#### Your instructions
From the line containing "Serialize everything readable" down to the last line of the entries, print each line exactly and leave the pictures out.

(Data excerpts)
******

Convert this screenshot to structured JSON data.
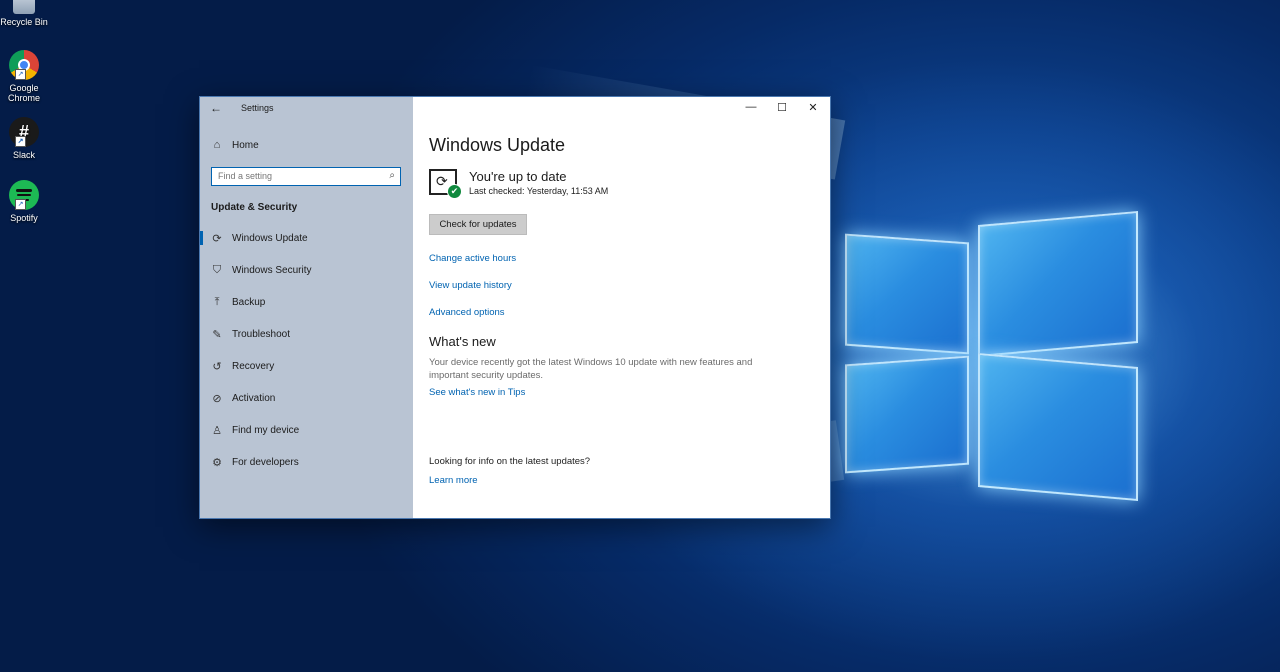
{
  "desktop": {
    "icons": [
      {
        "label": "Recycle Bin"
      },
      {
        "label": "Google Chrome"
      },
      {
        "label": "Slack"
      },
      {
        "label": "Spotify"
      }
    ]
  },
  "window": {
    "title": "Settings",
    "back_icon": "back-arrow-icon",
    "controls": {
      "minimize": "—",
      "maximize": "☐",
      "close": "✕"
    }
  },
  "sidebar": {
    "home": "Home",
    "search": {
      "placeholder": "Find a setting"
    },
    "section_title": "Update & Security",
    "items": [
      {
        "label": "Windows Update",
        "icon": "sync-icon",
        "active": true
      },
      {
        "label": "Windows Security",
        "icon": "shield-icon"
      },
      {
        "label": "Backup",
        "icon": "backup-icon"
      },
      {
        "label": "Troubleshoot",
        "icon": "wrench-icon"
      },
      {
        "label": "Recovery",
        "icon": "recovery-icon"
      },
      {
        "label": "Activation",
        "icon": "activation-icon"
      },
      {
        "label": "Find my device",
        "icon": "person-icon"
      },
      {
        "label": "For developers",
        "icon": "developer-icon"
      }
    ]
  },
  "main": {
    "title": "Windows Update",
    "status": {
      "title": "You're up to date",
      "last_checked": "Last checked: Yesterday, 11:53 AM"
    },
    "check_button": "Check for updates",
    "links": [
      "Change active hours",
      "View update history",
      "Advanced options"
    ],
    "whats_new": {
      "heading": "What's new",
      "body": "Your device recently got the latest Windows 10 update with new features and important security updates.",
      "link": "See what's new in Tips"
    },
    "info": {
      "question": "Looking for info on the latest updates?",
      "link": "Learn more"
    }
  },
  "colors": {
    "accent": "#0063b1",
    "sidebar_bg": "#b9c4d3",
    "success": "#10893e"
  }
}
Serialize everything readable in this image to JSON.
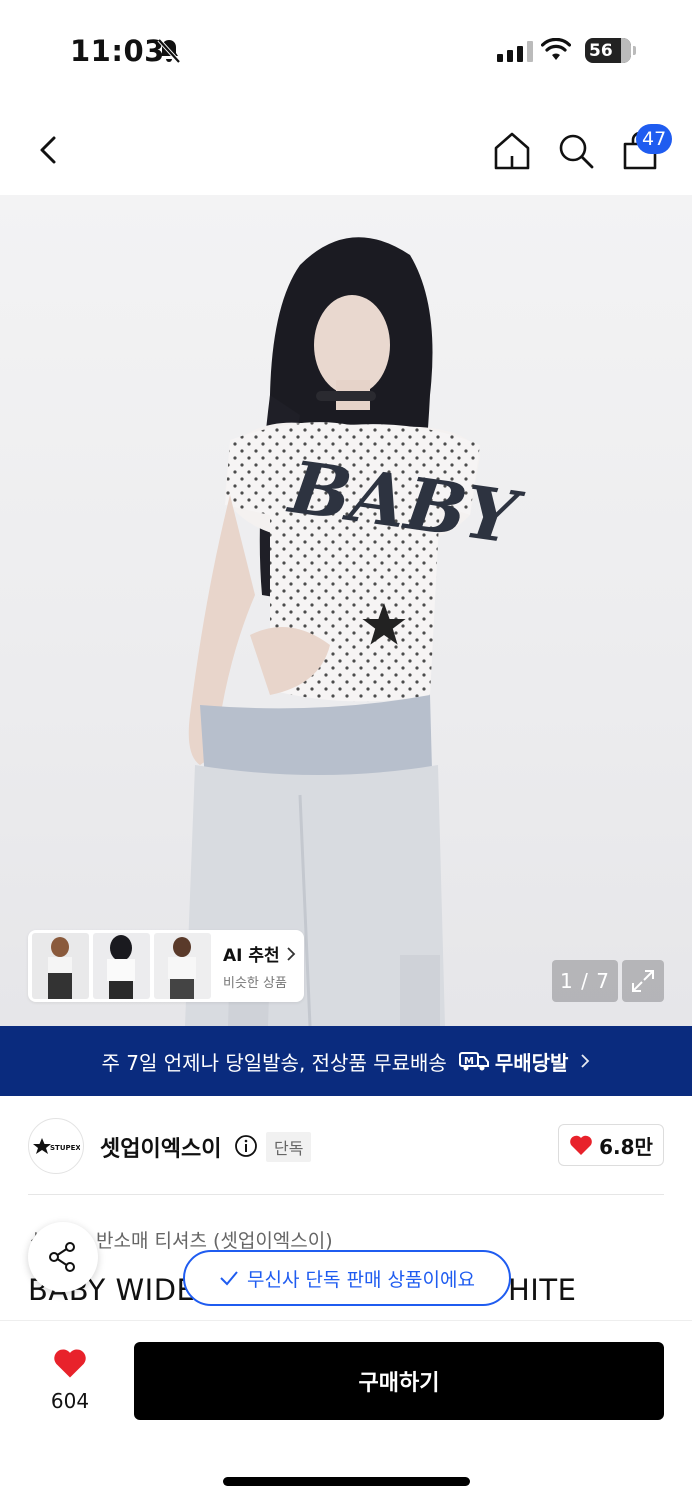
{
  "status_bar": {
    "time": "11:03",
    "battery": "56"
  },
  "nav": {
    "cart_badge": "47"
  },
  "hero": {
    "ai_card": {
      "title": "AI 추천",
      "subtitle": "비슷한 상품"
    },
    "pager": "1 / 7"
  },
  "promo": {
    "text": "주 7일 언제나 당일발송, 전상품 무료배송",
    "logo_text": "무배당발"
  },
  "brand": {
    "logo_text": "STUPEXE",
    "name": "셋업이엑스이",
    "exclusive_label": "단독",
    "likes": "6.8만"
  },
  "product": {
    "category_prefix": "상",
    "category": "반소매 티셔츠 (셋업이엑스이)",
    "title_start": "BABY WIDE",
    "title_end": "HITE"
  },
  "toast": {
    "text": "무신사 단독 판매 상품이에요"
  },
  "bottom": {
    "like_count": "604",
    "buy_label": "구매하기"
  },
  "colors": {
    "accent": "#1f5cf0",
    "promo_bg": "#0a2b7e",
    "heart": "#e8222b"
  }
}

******

#### Output below
Serialize everything readable in this image to JSON.
{
  "status_bar": {
    "time": "11:03",
    "battery": "56"
  },
  "nav": {
    "cart_badge": "47"
  },
  "hero": {
    "ai_card": {
      "title": "AI 추천",
      "subtitle": "비슷한 상품"
    },
    "pager": "1 / 7"
  },
  "promo": {
    "text": "주 7일 언제나 당일발송, 전상품 무료배송",
    "logo_text": "무배당발"
  },
  "brand": {
    "logo_text": "STUPEXE",
    "name": "셋업이엑스이",
    "exclusive_label": "단독",
    "likes": "6.8만"
  },
  "product": {
    "category_prefix": "상",
    "category": "반소매 티셔츠 (셋업이엑스이)",
    "title_start": "BABY WIDE",
    "title_end": "HITE"
  },
  "toast": {
    "text": "무신사 단독 판매 상품이에요"
  },
  "bottom": {
    "like_count": "604",
    "buy_label": "구매하기"
  },
  "colors": {
    "accent": "#1f5cf0",
    "promo_bg": "#0a2b7e",
    "heart": "#e8222b"
  }
}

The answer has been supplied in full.